Tracing the Klausenpass legend

Klausenpass Bild

The Klausenpass may link the cantons of Glarus and Uri, but it is far more than an east-west connection: it is a legend.

In the early days of the automobile, the Klausen race was the longest, toughest and most popular mountain race in the world. For the best motorbike and car racers, not to mention 30,000 spectators, no other race captured the imagination quite like this one – a 21.5km-stretch of unpaved road that starts in Linthal, winds its way up 136 curves and reaches an altitude of 1,237 metres at the top of the pass. Emil Frey himself took part in the race four times, between 1925 and 1929. In 1925, the 27-year-old mechanic bought a Sunbeam motorbike in England and boosted its performance by 20 percent in his own workshop. But what really made the motorbike a serious contender was his special petrol mix. Only decades later, in an interview with Memorial-Revue 1993, did Frey reveal the secret ingredients: benzene, picric acid, ether and castor oil. He also explained the motivation behind racing: “As I was always short of money in the beginning, and could not afford to advertise the English motorbikes I was selling, I had to find other ways of making a name for myself. That’s what I used these races for. My wins made me famous and gave customers more reason to believe in the quality of products in my shop.” 

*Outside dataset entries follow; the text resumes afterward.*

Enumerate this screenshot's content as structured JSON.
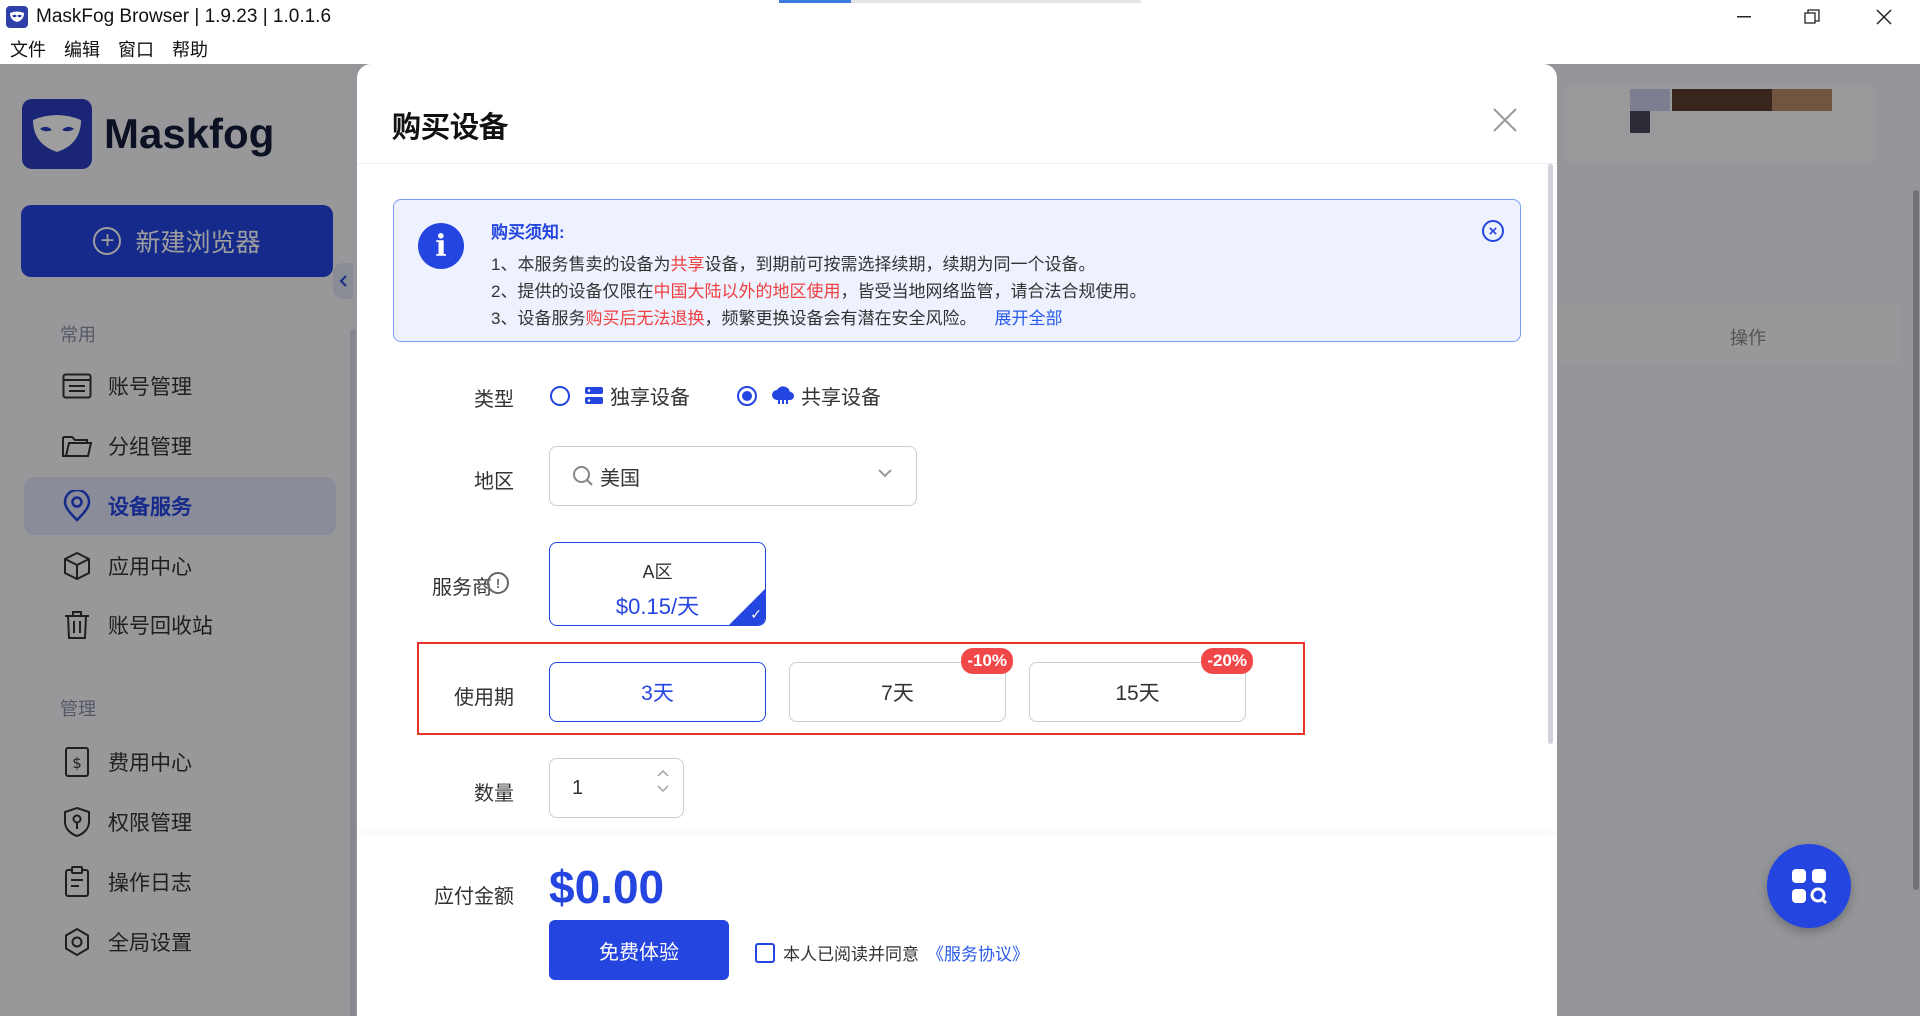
{
  "window": {
    "title": "MaskFog Browser | 1.9.23 | 1.0.1.6"
  },
  "menu": [
    "文件",
    "编辑",
    "窗口",
    "帮助"
  ],
  "sidebar": {
    "logo_text": "Maskfog",
    "new_button": "新建浏览器",
    "section_common": "常用",
    "common_items": [
      {
        "label": "账号管理",
        "icon": "account-list-icon"
      },
      {
        "label": "分组管理",
        "icon": "folder-icon"
      },
      {
        "label": "设备服务",
        "icon": "location-pin-icon",
        "active": true
      },
      {
        "label": "应用中心",
        "icon": "cube-icon"
      },
      {
        "label": "账号回收站",
        "icon": "trash-icon"
      }
    ],
    "section_manage": "管理",
    "manage_items": [
      {
        "label": "费用中心",
        "icon": "bill-icon"
      },
      {
        "label": "权限管理",
        "icon": "key-shield-icon"
      },
      {
        "label": "操作日志",
        "icon": "clipboard-icon"
      },
      {
        "label": "全局设置",
        "icon": "settings-icon"
      }
    ]
  },
  "background": {
    "column_op": "操作"
  },
  "modal": {
    "title": "购买设备",
    "notice": {
      "title": "购买须知:",
      "line1": {
        "a": "1、本服务售卖的设备为",
        "red": "共享",
        "b": "设备，到期前可按需选择续期，续期为同一个设备。"
      },
      "line2": {
        "a": "2、提供的设备仅限在",
        "red": "中国大陆以外的地区使用",
        "b": "，皆受当地网络监管，请合法合规使用。"
      },
      "line3": {
        "a": "3、设备服务",
        "red": "购买后无法退换",
        "b": "，频繁更换设备会有潜在安全风险。",
        "link": "展开全部"
      }
    },
    "type": {
      "label": "类型",
      "options": [
        {
          "label": "独享设备",
          "selected": false
        },
        {
          "label": "共享设备",
          "selected": true
        }
      ]
    },
    "region": {
      "label": "地区",
      "value": "美国"
    },
    "provider": {
      "label": "服务商",
      "name": "A区",
      "price": "$0.15/天"
    },
    "period": {
      "label": "使用期",
      "options": [
        {
          "label": "3天",
          "badge": "",
          "selected": true
        },
        {
          "label": "7天",
          "badge": "-10%",
          "selected": false
        },
        {
          "label": "15天",
          "badge": "-20%",
          "selected": false
        }
      ]
    },
    "quantity": {
      "label": "数量",
      "value": "1"
    },
    "payment": {
      "label": "应付金额",
      "amount": "$0.00"
    },
    "trial_button": "免费体验",
    "agree": {
      "text": "本人已阅读并同意",
      "link": "《服务协议》"
    }
  },
  "colors": {
    "accent": "#2445e0",
    "danger": "#f04848",
    "highlight_border": "#e8332b"
  }
}
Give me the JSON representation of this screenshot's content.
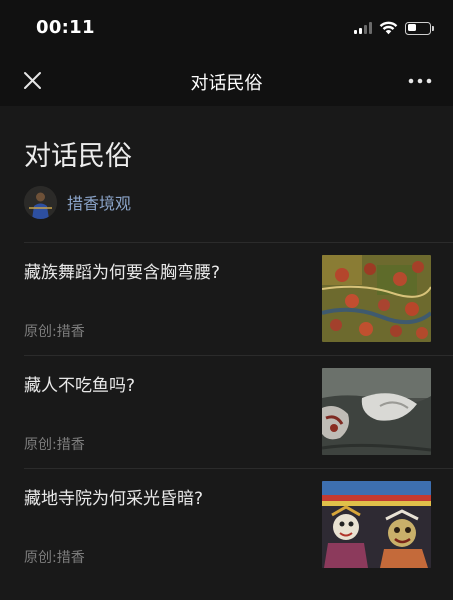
{
  "status_bar": {
    "time": "00:11",
    "signal_icon": "signal-icon",
    "wifi_icon": "wifi-icon",
    "battery_icon": "battery-icon"
  },
  "nav": {
    "title": "对话民俗",
    "close_icon": "close-icon",
    "more_icon": "more-icon"
  },
  "article": {
    "title": "对话民俗",
    "author": "措香境观"
  },
  "items": [
    {
      "title": "藏族舞蹈为何要含胸弯腰?",
      "meta": "原创:措香"
    },
    {
      "title": "藏人不吃鱼吗?",
      "meta": "原创:措香"
    },
    {
      "title": "藏地寺院为何采光昏暗?",
      "meta": "原创:措香"
    }
  ],
  "colors": {
    "background": "#191919",
    "header": "#111111",
    "author_link": "#8aa3c8",
    "meta": "#7c7c7c"
  }
}
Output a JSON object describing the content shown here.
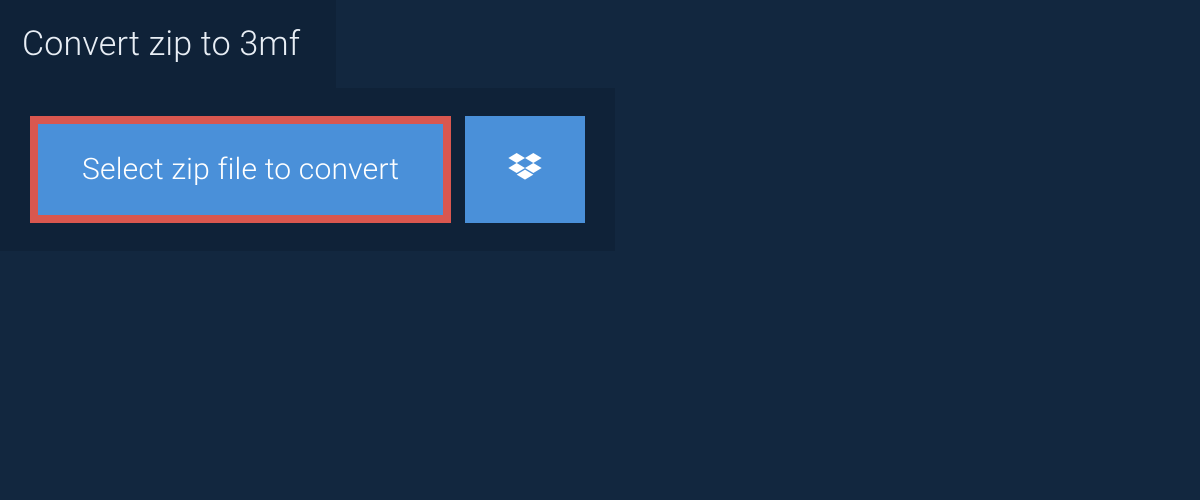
{
  "header": {
    "tab_label": "Convert zip to 3mf"
  },
  "actions": {
    "select_file_label": "Select zip file to convert",
    "dropbox_icon": "dropbox-icon"
  },
  "colors": {
    "page_bg": "#12273f",
    "panel_bg": "#0f2238",
    "button_bg": "#4a90d9",
    "button_border": "#d9574f",
    "text_light": "#ffffff"
  }
}
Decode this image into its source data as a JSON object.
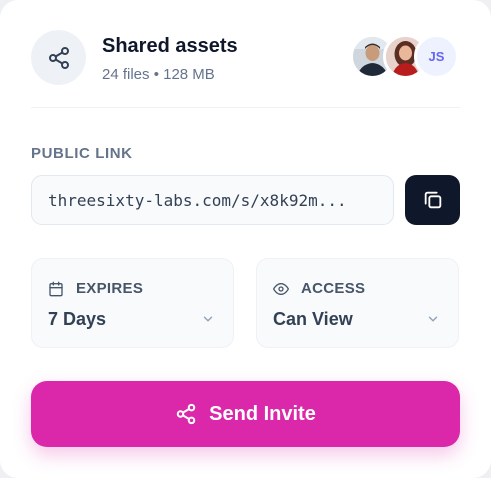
{
  "header": {
    "title": "Shared assets",
    "subtitle": "24 files • 128 MB",
    "icon": "share-icon"
  },
  "collaborators": {
    "avatars": [
      {
        "kind": "photo",
        "description_icon": "avatar-photo-man"
      },
      {
        "kind": "photo",
        "description_icon": "avatar-photo-woman"
      },
      {
        "kind": "initials",
        "initials": "JS"
      }
    ]
  },
  "public_link": {
    "label": "PUBLIC LINK",
    "value": "threesixty-labs.com/s/x8k92m...",
    "copy_icon": "copy-icon"
  },
  "expires": {
    "label": "EXPIRES",
    "value": "7 Days",
    "icon": "calendar-icon"
  },
  "access": {
    "label": "ACCESS",
    "value": "Can View",
    "icon": "eye-icon"
  },
  "send_button": {
    "label": "Send Invite",
    "icon": "share-icon"
  },
  "colors": {
    "accent": "#db27a9",
    "dark_button": "#0f172a",
    "muted_text": "#64748b"
  }
}
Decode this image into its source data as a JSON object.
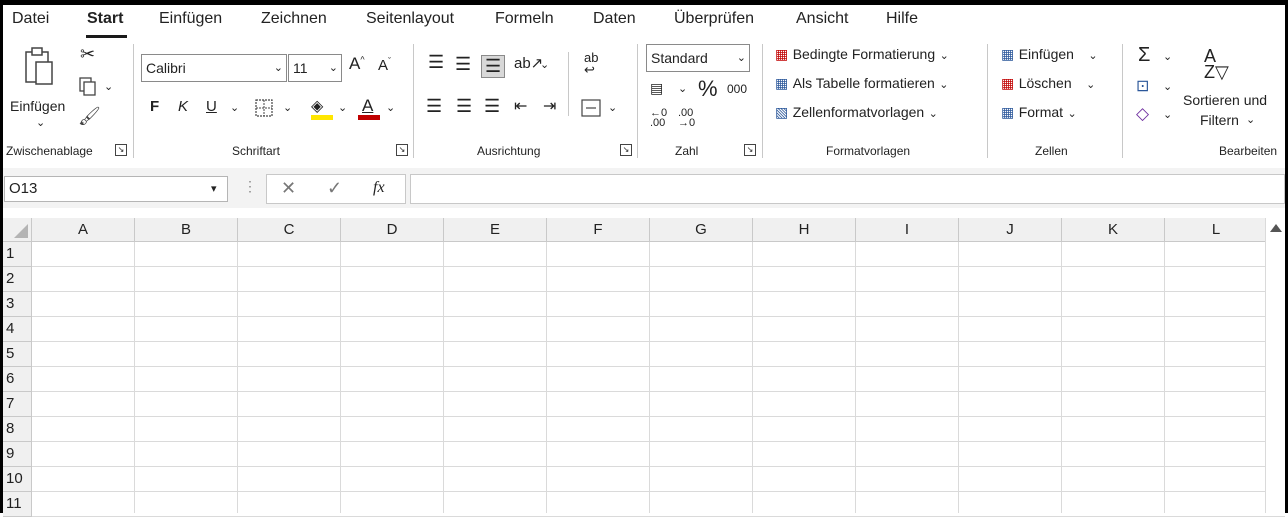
{
  "tabs": [
    "Datei",
    "Start",
    "Einfügen",
    "Zeichnen",
    "Seitenlayout",
    "Formeln",
    "Daten",
    "Überprüfen",
    "Ansicht",
    "Hilfe"
  ],
  "clipboard": {
    "paste_label": "Einfügen",
    "group_label": "Zwischenablage"
  },
  "font": {
    "name": "Calibri",
    "size": "11",
    "bold": "F",
    "italic": "K",
    "underline": "U",
    "group_label": "Schriftart"
  },
  "alignment": {
    "group_label": "Ausrichtung"
  },
  "number": {
    "format": "Standard",
    "percent": "%",
    "thousands": "000",
    "group_label": "Zahl"
  },
  "styles": {
    "conditional": "Bedingte Formatierung",
    "as_table": "Als Tabelle formatieren",
    "cell_styles": "Zellenformatvorlagen",
    "group_label": "Formatvorlagen"
  },
  "cells": {
    "insert": "Einfügen",
    "delete": "Löschen",
    "format": "Format",
    "group_label": "Zellen"
  },
  "editing": {
    "sort_filter_line1": "Sortieren und",
    "sort_filter_line2": "Filtern",
    "group_label": "Bearbeiten"
  },
  "formula_bar": {
    "name_box": "O13",
    "fx": "fx",
    "value": ""
  },
  "sheet": {
    "columns": [
      "A",
      "B",
      "C",
      "D",
      "E",
      "F",
      "G",
      "H",
      "I",
      "J",
      "K",
      "L"
    ],
    "rows": [
      "1",
      "2",
      "3",
      "4",
      "5",
      "6",
      "7",
      "8",
      "9",
      "10",
      "11"
    ]
  },
  "icons": [
    "cut-icon",
    "copy-icon",
    "format-painter-icon",
    "font-grow-icon",
    "font-shrink-icon",
    "borders-icon",
    "fill-color-icon",
    "font-color-icon",
    "align-top-icon",
    "align-middle-icon",
    "align-bottom-icon",
    "orientation-icon",
    "wrap-text-icon",
    "align-left-icon",
    "align-center-icon",
    "align-right-icon",
    "indent-decrease-icon",
    "indent-increase-icon",
    "merge-icon",
    "accounting-icon",
    "decimal-increase-icon",
    "decimal-decrease-icon",
    "autosum-icon",
    "fill-icon",
    "clear-icon",
    "sort-filter-icon",
    "cancel-icon",
    "enter-icon",
    "function-icon"
  ],
  "colors": {
    "fill_color": "#ffe600",
    "font_color": "#c00000",
    "accent": "#217346"
  }
}
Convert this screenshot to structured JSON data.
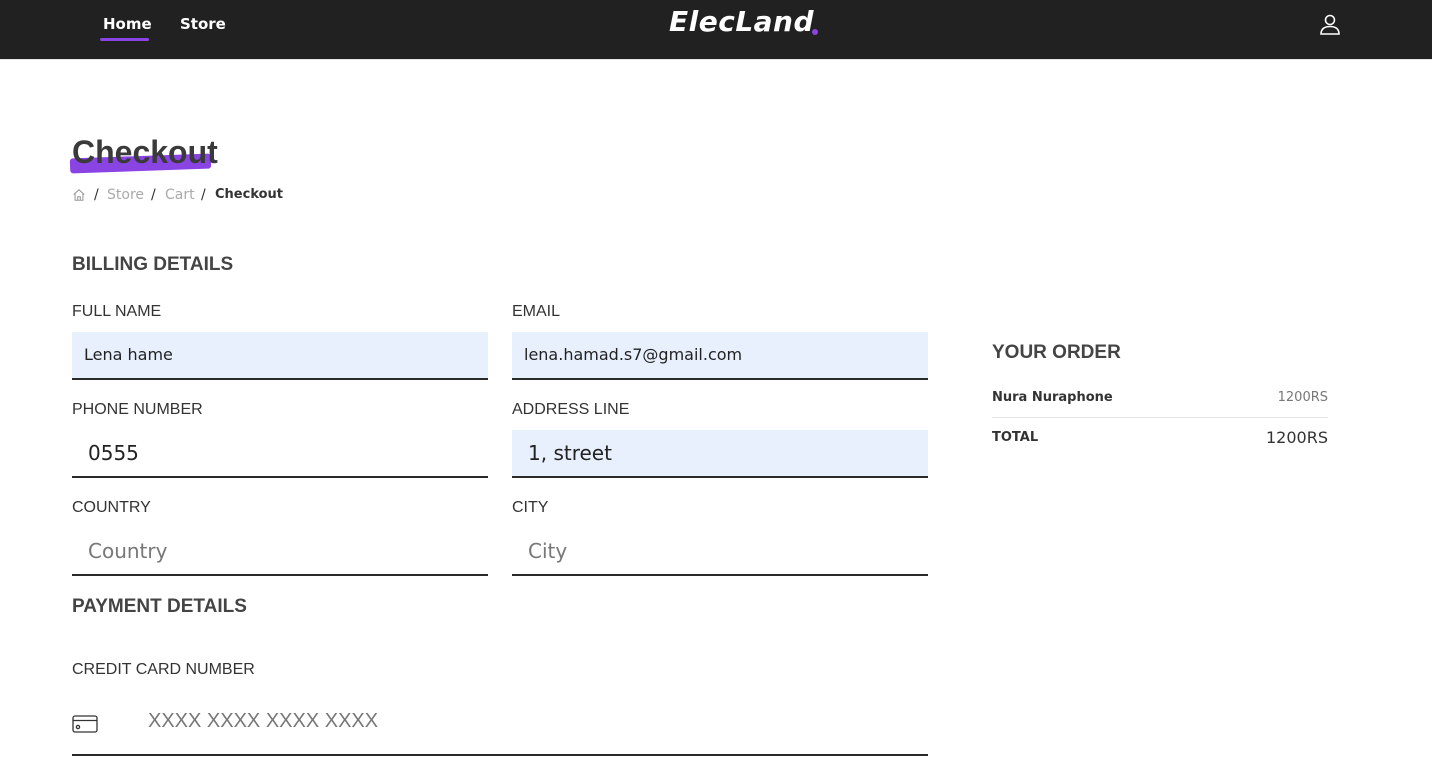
{
  "nav": {
    "home_label": "Home",
    "store_label": "Store",
    "active_indicator_color": "#8b44e4",
    "user_icon": "user-icon"
  },
  "brand": {
    "name": "ElecLand",
    "dot_color": "#8b44e4"
  },
  "page": {
    "title": "Checkout",
    "brush_color": "#8b44e4"
  },
  "breadcrumb": {
    "home_icon": "home-icon",
    "separator": "/",
    "items": [
      "Store",
      "Cart"
    ],
    "current": "Checkout"
  },
  "billing": {
    "title": "BILLING DETAILS",
    "full_name": {
      "label": "FULL NAME",
      "value": "Lena hame"
    },
    "email": {
      "label": "EMAIL",
      "value": "lena.hamad.s7@gmail.com"
    },
    "phone": {
      "label": "PHONE NUMBER",
      "value": "0555"
    },
    "address": {
      "label": "ADDRESS LINE",
      "value": "1, street"
    },
    "country": {
      "label": "COUNTRY",
      "placeholder": "Country"
    },
    "city": {
      "label": "CITY",
      "placeholder": "City"
    }
  },
  "payment": {
    "title": "PAYMENT DETAILS",
    "card": {
      "label": "CREDIT CARD NUMBER",
      "placeholder": "XXXX XXXX XXXX XXXX",
      "icon": "credit-card-icon"
    }
  },
  "order": {
    "title": "YOUR ORDER",
    "items": [
      {
        "name": "Nura Nuraphone",
        "price": "1200RS"
      }
    ],
    "total_label": "TOTAL",
    "total_value": "1200RS"
  }
}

At 19:01:04 minutes, Emil Frey recorded the fastest time ever in the professional half-litre class on an English HRD. He received his trophy in front of the William Tell memorial in Altdorf.

Recently, we headed back up to the Klausenpass to take two of our classic cars out for a spin, though this time we had no intention of breaking any records! Behind the wheels of a stunning 1964 Jaguar E-Type 3.8L Series 1 roadster and a spirited 1972 Toyota Celica ST in bright green, we experienced the magic of the Klausenpass once again.

Come along for the ride…